Filing an Employment Discrimination Suit? Be Prepared!
- Oct 14 2013
- Gilleon Law Firm, APC
California’s Fair Employment and Housing Act (FEHA) prohibits harassment and discrimination in employment based on a number of protected classes including race, religion, gender, age and disability. A victim of discrimination has one year from the date of the last discriminatory act to file a complaint of discrimination with the Department of Fair Employment and Housing (DFEH). FEHA also authorizes a victim of employment discrimination to file a private lawsuit. However, a complainant must first exhaust all administrative remedies with the DFEH and obtain a Notice of Right to Sue.
Steps to filing your lawsuit
Before filing your complaint with DFEH, it is extremely important to meet with an experienced employment discrimination attorney. To prepare for your meeting with your attorney before filing the lawsuit, we recommend you do the following:
- Keep a detailed diary. Even if you have a good memory, it may take years before your complaint of racial discrimination is resolved. Keep an accurate and descriptive record of relevant events. For example, if your supervisor made a racially charged remark, write down what was said, where it was said and a list of witnesses, if any. Detailed testimony helps the jury to believe you instead of your employer.

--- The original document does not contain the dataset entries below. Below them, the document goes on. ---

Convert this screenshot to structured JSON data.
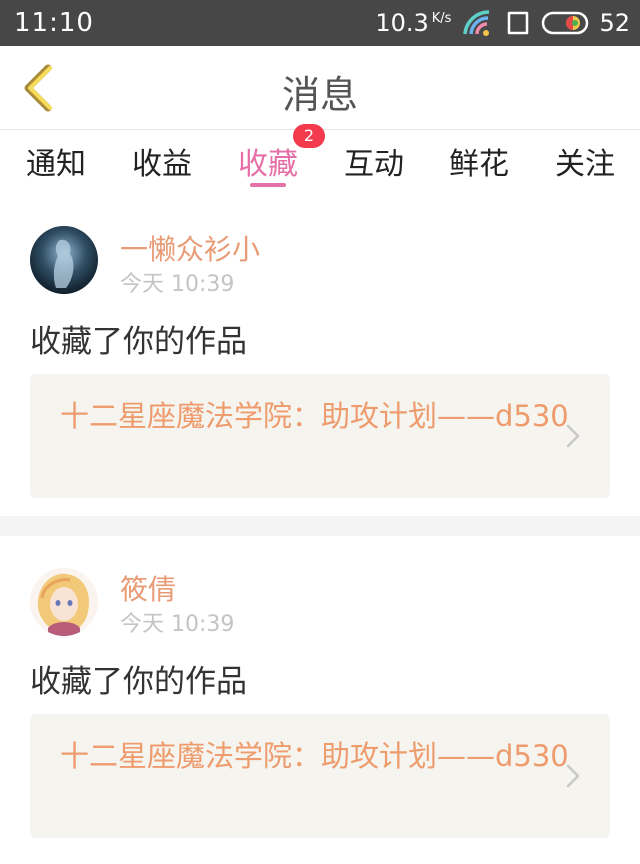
{
  "status_bar": {
    "time": "11:10",
    "speed": "10.3",
    "speed_unit": "K/s",
    "battery": "52",
    "icons": [
      "wifi-icon",
      "sim-icon",
      "battery-toggle-icon"
    ]
  },
  "header": {
    "title": "消息",
    "back_icon": "chevron-left-icon"
  },
  "tabs": [
    {
      "label": "通知"
    },
    {
      "label": "收益"
    },
    {
      "label": "收藏",
      "active": true,
      "badge": "2"
    },
    {
      "label": "互动"
    },
    {
      "label": "鲜花"
    },
    {
      "label": "关注"
    }
  ],
  "messages": [
    {
      "username": "一懒众衫小",
      "time": "今天 10:39",
      "action": "收藏了你的作品",
      "work_title": "十二星座魔法学院：助攻计划——d530"
    },
    {
      "username": "筱倩",
      "time": "今天 10:39",
      "action": "收藏了你的作品",
      "work_title": "十二星座魔法学院：助攻计划——d530"
    }
  ],
  "colors": {
    "accent": "#e470a7",
    "username": "#e89b74",
    "work_title": "#ee9b6d",
    "badge": "#f43a4d",
    "status_bar": "#474747"
  }
}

- Follow rules. It is very important to follow your company’s racial discrimination and sexual harassment policies. Companies should display posters describing the company’s policies and procedures on what to do in case an employee feels victimized. Jurors and judges will look more favorably on a plaintiff who exhausted all internal remedies before filing suit.
- Do not fan the flames. One of the best defenses to sexual harassment or a hostile work environment is a co-worker or manager who claims he or she was “just joking around” while you, the plaintiff, laughed along with everybody else. If you do not approve of the behavior, express your disapproval clearly.
- Collect the evidence. Most discrimination cases do not turn on a “smoking gun.” Employment discrimination is proven through a series of acts taken by a supervisor and/or co-workers. Before meeting your lawyer, gather all of the discriminatory pictures, cartoons and emails you’ve saved.
Being the victim of illegal employment discrimination is more than humiliating — it affects your mental and physical health as well as your relationships with others. If you feel you’ve suffered discrimination on the job, follow the steps above and contact an experienced San Diego employment discrimination attorney.